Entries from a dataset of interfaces
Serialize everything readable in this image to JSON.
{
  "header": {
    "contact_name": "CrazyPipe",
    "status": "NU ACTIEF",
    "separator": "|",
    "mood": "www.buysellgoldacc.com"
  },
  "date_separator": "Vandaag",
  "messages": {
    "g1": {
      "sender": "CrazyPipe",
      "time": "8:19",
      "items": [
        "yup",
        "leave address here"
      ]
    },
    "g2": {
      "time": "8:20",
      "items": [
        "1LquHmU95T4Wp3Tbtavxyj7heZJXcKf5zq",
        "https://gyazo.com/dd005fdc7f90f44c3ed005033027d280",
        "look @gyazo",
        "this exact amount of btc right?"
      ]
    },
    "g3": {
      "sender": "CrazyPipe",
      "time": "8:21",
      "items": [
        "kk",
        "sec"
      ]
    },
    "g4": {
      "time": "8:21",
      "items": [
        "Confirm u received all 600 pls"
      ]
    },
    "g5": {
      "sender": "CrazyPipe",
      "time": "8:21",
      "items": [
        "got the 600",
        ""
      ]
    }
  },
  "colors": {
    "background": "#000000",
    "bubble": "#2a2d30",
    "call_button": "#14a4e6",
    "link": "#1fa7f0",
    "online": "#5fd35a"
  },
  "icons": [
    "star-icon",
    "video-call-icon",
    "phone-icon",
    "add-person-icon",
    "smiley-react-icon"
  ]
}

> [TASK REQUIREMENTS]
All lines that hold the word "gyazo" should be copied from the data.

> [TASK SOLUTION]
        "https://gyazo.com/dd005fdc7f90f44c3ed005033027d280",
        "look @gyazo",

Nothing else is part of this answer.